[ 71 Pa. Commw. Page 574]
from the institution, Petitioner was arrested and convicted for other offenses. After a parole violation hearing, the Board recomputed Petitioner's maximum sentence without giving him credit for the one year of constructive parole.
The pertinent statute is Section 21.1 of the Act of August 6, 1941, P.L. 861, 61 P.S. § 331.21a(a) which states, in pertinent part:
If his recommitment is so ordered, he shall be reentered to serve the remainder of the term which said parolee would have been compelled to serve had he not been paroled, and he shall be given no credit for the time at liberty on parole.
Petitioner's argument, of course, is that since he was not "at liberty" during the period of his constructive parole, he must be given credit on his new maximum sentence for the time he spent in that classification. A similar argument was made by a prisoner and rejected by our Supreme Court in Hines v. Board of Probation and Parole, 491 Pa. 142, 420 A.2d 381 (1980). Citing language from Haun v. Cavell, 190 Pa. Superior Ct. 346, 154 A.2d 257 (1959), our Supreme Court held that "at liberty" meant at liberty from the particular sentence for which the prisoner was originally confined; it did not mean freedom from confinement.

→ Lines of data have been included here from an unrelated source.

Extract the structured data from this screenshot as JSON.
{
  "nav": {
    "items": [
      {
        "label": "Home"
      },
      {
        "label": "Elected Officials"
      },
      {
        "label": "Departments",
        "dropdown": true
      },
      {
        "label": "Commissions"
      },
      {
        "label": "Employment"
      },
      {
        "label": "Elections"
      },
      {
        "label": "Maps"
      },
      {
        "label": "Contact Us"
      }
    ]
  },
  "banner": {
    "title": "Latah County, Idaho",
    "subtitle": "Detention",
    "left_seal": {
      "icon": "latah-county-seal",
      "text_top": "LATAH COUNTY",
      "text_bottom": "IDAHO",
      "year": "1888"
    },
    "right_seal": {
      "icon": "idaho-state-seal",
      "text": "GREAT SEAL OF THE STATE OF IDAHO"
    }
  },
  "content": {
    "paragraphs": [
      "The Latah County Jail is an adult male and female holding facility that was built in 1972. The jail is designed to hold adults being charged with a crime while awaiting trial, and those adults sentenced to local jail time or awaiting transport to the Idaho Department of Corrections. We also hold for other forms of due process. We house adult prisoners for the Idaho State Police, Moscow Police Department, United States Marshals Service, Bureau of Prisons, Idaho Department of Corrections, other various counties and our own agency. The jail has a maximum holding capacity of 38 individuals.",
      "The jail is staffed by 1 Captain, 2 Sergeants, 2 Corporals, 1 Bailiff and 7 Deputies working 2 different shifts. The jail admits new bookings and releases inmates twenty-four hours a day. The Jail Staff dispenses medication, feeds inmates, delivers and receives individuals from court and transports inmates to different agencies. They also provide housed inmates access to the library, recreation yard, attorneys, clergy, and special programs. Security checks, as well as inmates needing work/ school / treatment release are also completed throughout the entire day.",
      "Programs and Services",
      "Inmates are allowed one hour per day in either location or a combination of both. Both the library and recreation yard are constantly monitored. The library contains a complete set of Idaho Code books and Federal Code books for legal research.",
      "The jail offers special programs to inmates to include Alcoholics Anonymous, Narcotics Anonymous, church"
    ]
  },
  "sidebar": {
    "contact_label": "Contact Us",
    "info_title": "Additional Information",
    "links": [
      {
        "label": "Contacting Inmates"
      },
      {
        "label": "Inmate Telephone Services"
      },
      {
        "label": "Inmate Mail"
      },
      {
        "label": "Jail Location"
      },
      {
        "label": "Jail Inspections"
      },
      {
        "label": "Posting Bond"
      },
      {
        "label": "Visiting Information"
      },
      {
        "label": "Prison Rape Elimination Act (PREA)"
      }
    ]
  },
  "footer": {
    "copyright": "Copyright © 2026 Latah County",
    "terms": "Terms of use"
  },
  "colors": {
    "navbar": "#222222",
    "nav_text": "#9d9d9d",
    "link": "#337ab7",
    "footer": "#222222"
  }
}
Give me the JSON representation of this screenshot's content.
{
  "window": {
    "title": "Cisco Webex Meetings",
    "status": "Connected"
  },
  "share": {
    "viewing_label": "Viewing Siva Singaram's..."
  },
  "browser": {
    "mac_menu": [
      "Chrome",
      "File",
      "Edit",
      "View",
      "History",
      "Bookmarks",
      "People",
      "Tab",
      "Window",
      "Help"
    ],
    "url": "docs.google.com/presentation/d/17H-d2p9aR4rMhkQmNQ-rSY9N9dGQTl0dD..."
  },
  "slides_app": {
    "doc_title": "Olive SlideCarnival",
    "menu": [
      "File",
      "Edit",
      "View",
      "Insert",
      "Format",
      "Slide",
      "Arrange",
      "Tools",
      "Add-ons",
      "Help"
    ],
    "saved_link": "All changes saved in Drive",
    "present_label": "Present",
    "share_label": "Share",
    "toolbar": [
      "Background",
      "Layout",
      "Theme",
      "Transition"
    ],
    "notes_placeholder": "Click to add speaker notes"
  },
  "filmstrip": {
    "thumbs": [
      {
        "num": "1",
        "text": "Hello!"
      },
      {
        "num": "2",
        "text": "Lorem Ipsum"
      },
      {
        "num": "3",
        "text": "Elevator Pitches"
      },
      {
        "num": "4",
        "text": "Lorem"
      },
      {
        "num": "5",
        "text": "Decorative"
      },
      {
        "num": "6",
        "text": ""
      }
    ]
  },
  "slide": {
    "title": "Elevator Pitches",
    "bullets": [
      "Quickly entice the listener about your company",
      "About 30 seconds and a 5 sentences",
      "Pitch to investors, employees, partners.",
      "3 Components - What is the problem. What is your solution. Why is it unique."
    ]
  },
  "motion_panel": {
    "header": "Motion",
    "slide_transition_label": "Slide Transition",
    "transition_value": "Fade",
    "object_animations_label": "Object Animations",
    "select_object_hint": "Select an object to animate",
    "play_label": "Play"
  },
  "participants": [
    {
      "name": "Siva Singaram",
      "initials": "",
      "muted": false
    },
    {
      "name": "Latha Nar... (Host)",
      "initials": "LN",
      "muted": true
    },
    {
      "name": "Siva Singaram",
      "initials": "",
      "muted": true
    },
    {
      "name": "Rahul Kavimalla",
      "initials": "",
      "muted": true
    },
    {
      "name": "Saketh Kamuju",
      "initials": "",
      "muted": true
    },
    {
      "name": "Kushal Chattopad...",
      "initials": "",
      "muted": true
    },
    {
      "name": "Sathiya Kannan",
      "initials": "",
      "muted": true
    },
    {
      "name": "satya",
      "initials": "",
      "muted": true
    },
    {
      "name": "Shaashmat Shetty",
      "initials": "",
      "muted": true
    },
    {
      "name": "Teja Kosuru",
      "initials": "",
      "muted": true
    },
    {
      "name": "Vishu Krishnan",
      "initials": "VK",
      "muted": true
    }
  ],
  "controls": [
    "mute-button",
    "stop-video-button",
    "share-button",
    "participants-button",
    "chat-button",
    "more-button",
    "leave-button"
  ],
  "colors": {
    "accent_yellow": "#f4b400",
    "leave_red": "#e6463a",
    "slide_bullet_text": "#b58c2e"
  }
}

Petitioner was aware of the Haun case but makes no reference to Hines. Petitioner argues that a different interpretation should be given to the statute from that adopted by the Superior Court in Haun in light of the provisions of Sections 1903 and 1928 of the Statutory Construction Act of 1972, 1 Pa. C.S. §§ 1903, 1928. Neither of these statutory provisions varies ...